• _Your instructions_:
Every line of the material below should be repeated exactly.
== Segment start ==
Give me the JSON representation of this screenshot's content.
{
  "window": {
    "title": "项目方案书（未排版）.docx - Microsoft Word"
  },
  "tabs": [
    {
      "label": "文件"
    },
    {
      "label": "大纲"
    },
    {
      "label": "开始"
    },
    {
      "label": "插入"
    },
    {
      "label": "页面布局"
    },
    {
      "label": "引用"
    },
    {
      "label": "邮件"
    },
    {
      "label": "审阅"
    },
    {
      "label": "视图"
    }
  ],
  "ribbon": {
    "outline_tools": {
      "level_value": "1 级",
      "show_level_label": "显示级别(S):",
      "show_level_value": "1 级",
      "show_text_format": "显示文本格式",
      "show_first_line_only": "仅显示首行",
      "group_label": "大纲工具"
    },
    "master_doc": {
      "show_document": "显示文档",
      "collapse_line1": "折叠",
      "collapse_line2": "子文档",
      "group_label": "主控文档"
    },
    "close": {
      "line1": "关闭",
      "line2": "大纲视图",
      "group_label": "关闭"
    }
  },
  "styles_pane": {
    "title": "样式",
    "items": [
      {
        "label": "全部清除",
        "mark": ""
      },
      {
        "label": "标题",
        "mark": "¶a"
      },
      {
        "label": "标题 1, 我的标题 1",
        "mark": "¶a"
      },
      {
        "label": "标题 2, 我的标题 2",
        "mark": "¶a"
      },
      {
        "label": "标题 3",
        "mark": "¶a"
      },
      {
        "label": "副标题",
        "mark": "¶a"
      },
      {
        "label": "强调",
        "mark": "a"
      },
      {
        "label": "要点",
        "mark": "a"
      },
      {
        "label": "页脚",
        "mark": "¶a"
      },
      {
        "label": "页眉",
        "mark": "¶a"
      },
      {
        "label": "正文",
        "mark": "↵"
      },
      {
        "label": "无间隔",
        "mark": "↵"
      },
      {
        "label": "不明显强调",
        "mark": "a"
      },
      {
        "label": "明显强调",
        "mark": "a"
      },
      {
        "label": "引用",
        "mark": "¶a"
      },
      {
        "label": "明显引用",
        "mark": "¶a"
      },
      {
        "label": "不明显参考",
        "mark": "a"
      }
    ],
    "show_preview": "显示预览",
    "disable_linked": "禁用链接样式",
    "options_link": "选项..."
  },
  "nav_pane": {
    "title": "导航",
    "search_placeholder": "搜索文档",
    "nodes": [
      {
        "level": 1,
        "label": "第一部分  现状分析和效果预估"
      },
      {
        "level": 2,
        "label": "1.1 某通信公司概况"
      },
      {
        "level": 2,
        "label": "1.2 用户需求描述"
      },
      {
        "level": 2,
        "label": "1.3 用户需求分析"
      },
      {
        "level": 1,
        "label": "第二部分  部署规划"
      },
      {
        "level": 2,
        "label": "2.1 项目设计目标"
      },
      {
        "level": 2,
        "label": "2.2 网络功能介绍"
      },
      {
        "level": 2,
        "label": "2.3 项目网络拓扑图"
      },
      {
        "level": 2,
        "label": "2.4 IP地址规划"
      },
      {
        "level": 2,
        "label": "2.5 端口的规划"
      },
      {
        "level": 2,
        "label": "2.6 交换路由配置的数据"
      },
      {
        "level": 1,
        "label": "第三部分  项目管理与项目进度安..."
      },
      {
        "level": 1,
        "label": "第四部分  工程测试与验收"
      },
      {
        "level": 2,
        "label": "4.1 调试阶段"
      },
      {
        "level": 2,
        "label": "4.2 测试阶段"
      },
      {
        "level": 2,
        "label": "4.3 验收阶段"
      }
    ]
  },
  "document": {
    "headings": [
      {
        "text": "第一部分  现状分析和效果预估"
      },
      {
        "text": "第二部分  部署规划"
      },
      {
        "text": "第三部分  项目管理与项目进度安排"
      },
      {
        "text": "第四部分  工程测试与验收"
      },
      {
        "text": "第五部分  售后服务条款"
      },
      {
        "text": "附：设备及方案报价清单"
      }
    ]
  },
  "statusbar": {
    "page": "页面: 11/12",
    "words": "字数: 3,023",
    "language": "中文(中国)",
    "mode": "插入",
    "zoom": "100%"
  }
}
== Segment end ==
• _Completed task_:
Give me the JSON representation of this screenshot's content.
{
  "window": {
    "title": "项目方案书（未排版）.docx - Microsoft Word"
  },
  "tabs": [
    {
      "label": "文件"
    },
    {
      "label": "大纲"
    },
    {
      "label": "开始"
    },
    {
      "label": "插入"
    },
    {
      "label": "页面布局"
    },
    {
      "label": "引用"
    },
    {
      "label": "邮件"
    },
    {
      "label": "审阅"
    },
    {
      "label": "视图"
    }
  ],
  "ribbon": {
    "outline_tools": {
      "level_value": "1 级",
      "show_level_label": "显示级别(S):",
      "show_level_value": "1 级",
      "show_text_format": "显示文本格式",
      "show_first_line_only": "仅显示首行",
      "group_label": "大纲工具"
    },
    "master_doc": {
      "show_document": "显示文档",
      "collapse_line1": "折叠",
      "collapse_line2": "子文档",
      "group_label": "主控文档"
    },
    "close": {
      "line1": "关闭",
      "line2": "大纲视图",
      "group_label": "关闭"
    }
  },
  "styles_pane": {
    "title": "样式",
    "items": [
      {
        "label": "全部清除",
        "mark": ""
      },
      {
        "label": "标题",
        "mark": "¶a"
      },
      {
        "label": "标题 1, 我的标题 1",
        "mark": "¶a"
      },
      {
        "label": "标题 2, 我的标题 2",
        "mark": "¶a"
      },
      {
        "label": "标题 3",
        "mark": "¶a"
      },
      {
        "label": "副标题",
        "mark": "¶a"
      },
      {
        "label": "强调",
        "mark": "a"
      },
      {
        "label": "要点",
        "mark": "a"
      },
      {
        "label": "页脚",
        "mark": "¶a"
      },
      {
        "label": "页眉",
        "mark": "¶a"
      },
      {
        "label": "正文",
        "mark": "↵"
      },
      {
        "label": "无间隔",
        "mark": "↵"
      },
      {
        "label": "不明显强调",
        "mark": "a"
      },
      {
        "label": "明显强调",
        "mark": "a"
      },
      {
        "label": "引用",
        "mark": "¶a"
      },
      {
        "label": "明显引用",
        "mark": "¶a"
      },
      {
        "label": "不明显参考",
        "mark": "a"
      }
    ],
    "show_preview": "显示预览",
    "disable_linked": "禁用链接样式",
    "options_link": "选项..."
  },
  "nav_pane": {
    "title": "导航",
    "search_placeholder": "搜索文档",
    "nodes": [
      {
        "level": 1,
        "label": "第一部分  现状分析和效果预估"
      },
      {
        "level": 2,
        "label": "1.1 某通信公司概况"
      },
      {
        "level": 2,
        "label": "1.2 用户需求描述"
      },
      {
        "level": 2,
        "label": "1.3 用户需求分析"
      },
      {
        "level": 1,
        "label": "第二部分  部署规划"
      },
      {
        "level": 2,
        "label": "2.1 项目设计目标"
      },
      {
        "level": 2,
        "label": "2.2 网络功能介绍"
      },
      {
        "level": 2,
        "label": "2.3 项目网络拓扑图"
      },
      {
        "level": 2,
        "label": "2.4 IP地址规划"
      },
      {
        "level": 2,
        "label": "2.5 端口的规划"
      },
      {
        "level": 2,
        "label": "2.6 交换路由配置的数据"
      },
      {
        "level": 1,
        "label": "第三部分  项目管理与项目进度安..."
      },
      {
        "level": 1,
        "label": "第四部分  工程测试与验收"
      },
      {
        "level": 2,
        "label": "4.1 调试阶段"
      },
      {
        "level": 2,
        "label": "4.2 测试阶段"
      },
      {
        "level": 2,
        "label": "4.3 验收阶段"
      }
    ]
  },
  "document": {
    "headings": [
      {
        "text": "第一部分  现状分析和效果预估"
      },
      {
        "text": "第二部分  部署规划"
      },
      {
        "text": "第三部分  项目管理与项目进度安排"
      },
      {
        "text": "第四部分  工程测试与验收"
      },
      {
        "text": "第五部分  售后服务条款"
      },
      {
        "text": "附：设备及方案报价清单"
      }
    ]
  },
  "statusbar": {
    "page": "页面: 11/12",
    "words": "字数: 3,023",
    "language": "中文(中国)",
    "mode": "插入",
    "zoom": "100%"
  }
}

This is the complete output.